[Exercise brief] For each line below that holds "reunión", return the line as it stands.

(Records from a data collection)
§

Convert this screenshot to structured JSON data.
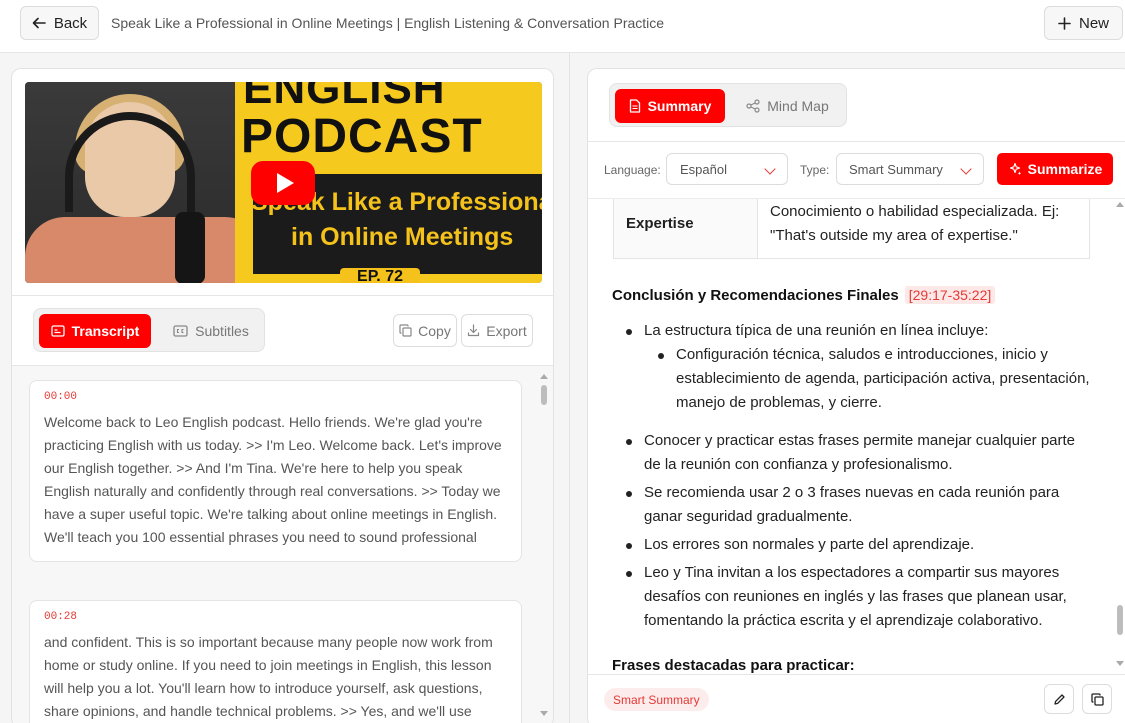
{
  "header": {
    "back_label": "Back",
    "title": "Speak Like a Professional in Online Meetings | English Listening & Conversation Practice",
    "new_label": "New"
  },
  "video": {
    "thumb_line1": "ENGLISH",
    "thumb_line2": "PODCAST",
    "thumb_line3": "Speak Like a Professional",
    "thumb_line4": "in Online Meetings",
    "thumb_line5": "EP. 72",
    "play_icon": "youtube-play-icon"
  },
  "left_tabs": {
    "transcript": "Transcript",
    "subtitles": "Subtitles",
    "copy": "Copy",
    "export": "Export"
  },
  "transcript": [
    {
      "time": "00:00",
      "text": "Welcome back to Leo English podcast.  Hello friends. We're glad you're practicing English with us today.  >> I'm Leo. Welcome back. Let's improve our  English together.  >> And I'm Tina. We're here to help you  speak English naturally and confidently  through real conversations.  >> Today we have a super useful topic.  We're talking about online meetings in English. We'll teach you 100 essential  phrases you need to sound professional"
    },
    {
      "time": "00:28",
      "text": "and confident. This is so important  because many people now work from home  or study online. If you need to join  meetings in English, this lesson will  help you a lot. You'll learn how to  introduce yourself, ask questions, share  opinions, and handle technical problems.  >> Yes, and we'll use"
    }
  ],
  "right_tabs": {
    "summary": "Summary",
    "mindmap": "Mind Map"
  },
  "controls": {
    "language_label": "Language:",
    "language_value": "Español",
    "type_label": "Type:",
    "type_value": "Smart Summary",
    "summarize_label": "Summarize"
  },
  "summary": {
    "glossary_term": "Expertise",
    "glossary_def": "Conocimiento o habilidad especializada. Ej: \"That's outside my area of expertise.\"",
    "section_title": "Conclusión y Recomendaciones Finales",
    "section_time": "[29:17-35:22]",
    "bullet1": "La estructura típica de una reunión en línea incluye:",
    "bullet1_sub": "Configuración técnica, saludos e introducciones, inicio y establecimiento de agenda, participación activa, presentación, manejo de problemas, y cierre.",
    "bullet2": "Conocer y practicar estas frases permite manejar cualquier parte de la reunión con confianza y profesionalismo.",
    "bullet3": "Se recomienda usar 2 o 3 frases nuevas en cada reunión para ganar seguridad gradualmente.",
    "bullet4": "Los errores son normales y parte del aprendizaje.",
    "bullet5": "Leo y Tina invitan a los espectadores a compartir sus mayores desafíos con reuniones en inglés y las frases que planean usar, fomentando la práctica escrita y el aprendizaje colaborativo.",
    "next_title": "Frases destacadas para practicar:"
  },
  "footer": {
    "badge": "Smart Summary"
  },
  "colors": {
    "accent": "#ff0000",
    "timestamp": "#e53935"
  }
}
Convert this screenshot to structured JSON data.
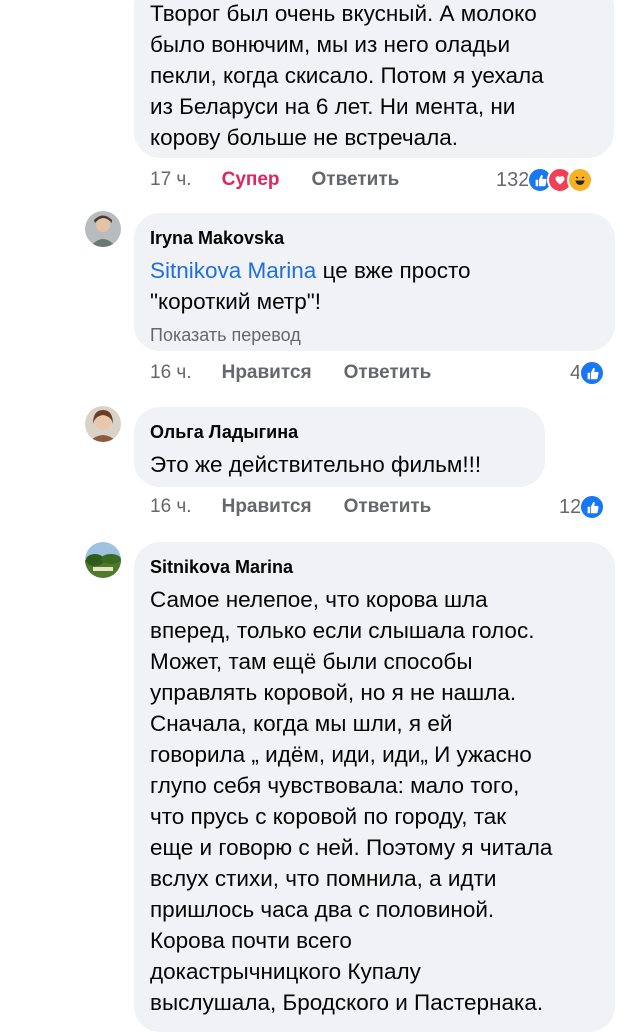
{
  "comments": [
    {
      "text": "Творог был очень вкусный. А молоко\nбыло вонючим, мы из него оладьи\nпекли, когда скисало. Потом я уехала\nиз Беларуси на 6 лет. Ни мента, ни\nкорову больше не встречала.",
      "time": "17 ч.",
      "reaction_label": "Супер",
      "reply": "Ответить",
      "reactions_count": "132",
      "reaction_icons": [
        "like-icon",
        "love-icon",
        "haha-icon"
      ]
    },
    {
      "author": "Iryna Makovska",
      "mention": "Sitnikova Marina",
      "text": " це вже просто\n\"короткий метр\"!",
      "translate": "Показать перевод",
      "time": "16 ч.",
      "like": "Нравится",
      "reply": "Ответить",
      "reactions_count": "4",
      "reaction_icons": [
        "like-icon"
      ]
    },
    {
      "author": "Ольга Ладыгина",
      "text": "Это же действительно фильм!!!",
      "time": "16 ч.",
      "like": "Нравится",
      "reply": "Ответить",
      "reactions_count": "12",
      "reaction_icons": [
        "like-icon"
      ]
    },
    {
      "author": "Sitnikova Marina",
      "text": "Самое нелепое, что корова шла\nвперед, только если слышала голос.\nМожет, там ещё были способы\nуправлять коровой, но я не нашла.\nСначала, когда мы шли, я ей\nговорила „ идём, иди, иди„ И ужасно\nглупо себя чувствовала: мало  того,\nчто прусь с коровой по городу, так\nеще и говорю с ней. Поэтому я читала\nвслух стихи, что помнила, а идти\nпришлось часа два с половиной.\nКорова почти всего\nдокастрычницкого Купалу\nвыслушала, Бродского и Пастернака."
    }
  ],
  "colors": {
    "bubble": "#f0f2f5",
    "meta": "#65676b",
    "super": "#e0245e",
    "mention": "#216fdb",
    "like_blue": "#1877f2",
    "love_red": "#f33e58",
    "haha_yellow": "#f7b125"
  }
}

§

[Solution for this problem]
    "bullet1": "La estructura típica de una reunión en línea incluye:",
    "bullet2": "Conocer y practicar estas frases permite manejar cualquier parte de la reunión con confianza y profesionalismo.",
    "bullet3": "Se recomienda usar 2 o 3 frases nuevas en cada reunión para ganar seguridad gradualmente.",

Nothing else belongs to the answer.